In his commentary, Adam Clarke said this about the above verse. “The fountain whence an intellectual light and spiritual understanding proceed: without me all is darkness, misery, and death.”
Without the Light, we may wander through the Bible without understanding what we’re reading. We need to comprehend what the scriptures are saying to get the nutritional value offered therein. And that brings me to my next point.
I eat breakfast and lunch alone during the week. I’ve learned to read, listen to a podcast, or work at my desk while eating. If not, I skip meals. Eating alone is not fun.
Companions make for a better meal. They can be family, a friend, or people at church. There’s something about sharing a meal with another person while laughing and talking that fills a person physically, emotionally, and spiritually.
Online or in-home Bible studies with friends are fun. Connecting with others at church is another way to share our spiritual meals. But the most important companions are Jesus and Holy Spirit. Jesus said He would never leave us nor forsake us. He also told his disciples: “Howbeit when he, the Spirit of truth, is come, he will guide you into all truth: for he shall not speak of himself; but whatsoever he shall hear, that shall he speak: and he will shew you things to come” (John 16:13). When studying, the Holy Spirit will guide us if only we ask.

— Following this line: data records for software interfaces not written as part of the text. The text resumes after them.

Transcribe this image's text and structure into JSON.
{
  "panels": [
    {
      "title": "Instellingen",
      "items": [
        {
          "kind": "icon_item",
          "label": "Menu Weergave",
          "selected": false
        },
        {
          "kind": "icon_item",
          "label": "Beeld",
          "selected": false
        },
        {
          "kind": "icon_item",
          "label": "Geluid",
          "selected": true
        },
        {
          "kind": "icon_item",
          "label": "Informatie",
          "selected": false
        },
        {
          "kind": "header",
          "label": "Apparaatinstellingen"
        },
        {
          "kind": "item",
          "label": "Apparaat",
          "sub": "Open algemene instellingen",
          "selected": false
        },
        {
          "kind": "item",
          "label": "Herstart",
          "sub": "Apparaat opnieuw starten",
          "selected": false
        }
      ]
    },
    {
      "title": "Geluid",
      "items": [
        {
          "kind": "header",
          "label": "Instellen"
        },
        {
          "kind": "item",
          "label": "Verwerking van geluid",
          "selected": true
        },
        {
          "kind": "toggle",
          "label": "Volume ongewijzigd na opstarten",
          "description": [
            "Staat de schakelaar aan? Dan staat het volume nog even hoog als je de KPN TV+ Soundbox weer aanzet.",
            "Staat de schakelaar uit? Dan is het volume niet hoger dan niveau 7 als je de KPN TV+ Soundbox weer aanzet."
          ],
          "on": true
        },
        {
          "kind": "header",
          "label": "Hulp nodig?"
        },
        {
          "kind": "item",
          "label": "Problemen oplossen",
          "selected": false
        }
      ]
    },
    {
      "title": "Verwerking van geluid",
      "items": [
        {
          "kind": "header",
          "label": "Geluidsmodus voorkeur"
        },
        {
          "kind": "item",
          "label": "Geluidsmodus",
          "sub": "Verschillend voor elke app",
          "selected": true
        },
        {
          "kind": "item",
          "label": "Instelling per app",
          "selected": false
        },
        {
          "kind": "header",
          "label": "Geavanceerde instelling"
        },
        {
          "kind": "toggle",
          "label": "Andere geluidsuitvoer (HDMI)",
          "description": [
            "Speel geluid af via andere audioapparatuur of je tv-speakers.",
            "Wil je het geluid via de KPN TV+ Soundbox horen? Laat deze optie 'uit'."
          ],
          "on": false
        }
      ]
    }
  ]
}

In the opening scripture, the Lord prepared fish. Other times He offered bread. While writing articles and devotions, I think about and study what I can offer that others may need. While reading the Word or researching, I may not get what I personally need though I have consumed the Bread and sincere milk.
But then I notice something in nature or hear a song, and Holy Spirit leads me to the perfect scripture. Other times, I may be sitting in a café or on a park bench when a verse comes to mind, and suddenly, the answer becomes apparent. That is why it’s crucial to study and memorize verses.
The location doesn’t matter. Jesus meets us where we are, just as He met the disciples on the shore, offering an invitation to come and dine. Why not RSVP and dine to your delight?
*When searching for nonfiction authors, I encourage you to choose wisely. Not all authors agree on what matters. Of those I read 10-20 years ago, some have taken a different stance in the past few years. The books they wrote then held truths that helped me through a difficult situation. Sadly, I no longer read or buy their books. I won’t call names. It is sad when anyone leaves behind the foundational truths clearly defined in the Word of God.
Mouthwatering Photos courtesy of CongerDesigns, RitaE, HNBS, NestorMartinezGaravito, and Svetlanabar from Pixabay
Share your favorite spiritual dining suggestions in the comment!